START WORKING DATA
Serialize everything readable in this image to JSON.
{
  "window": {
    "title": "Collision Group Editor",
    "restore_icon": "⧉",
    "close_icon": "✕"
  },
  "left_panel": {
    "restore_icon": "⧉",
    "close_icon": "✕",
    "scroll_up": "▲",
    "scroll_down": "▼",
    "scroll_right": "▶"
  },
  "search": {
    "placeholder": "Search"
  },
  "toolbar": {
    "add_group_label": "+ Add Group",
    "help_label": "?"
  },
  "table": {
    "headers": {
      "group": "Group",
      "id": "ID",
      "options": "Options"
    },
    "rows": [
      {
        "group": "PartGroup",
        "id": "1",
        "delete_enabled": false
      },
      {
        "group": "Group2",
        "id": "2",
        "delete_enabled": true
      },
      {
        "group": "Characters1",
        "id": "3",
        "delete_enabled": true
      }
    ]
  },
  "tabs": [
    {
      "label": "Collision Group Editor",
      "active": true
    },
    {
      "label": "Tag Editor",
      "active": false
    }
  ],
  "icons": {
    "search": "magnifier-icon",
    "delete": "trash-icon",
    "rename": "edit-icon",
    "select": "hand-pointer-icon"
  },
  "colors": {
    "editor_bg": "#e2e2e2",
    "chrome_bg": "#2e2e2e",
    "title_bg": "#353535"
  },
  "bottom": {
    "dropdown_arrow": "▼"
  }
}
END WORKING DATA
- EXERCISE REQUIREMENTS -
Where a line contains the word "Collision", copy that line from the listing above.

- SOLUTION -
    "title": "Collision Group Editor",
      "label": "Collision Group Editor",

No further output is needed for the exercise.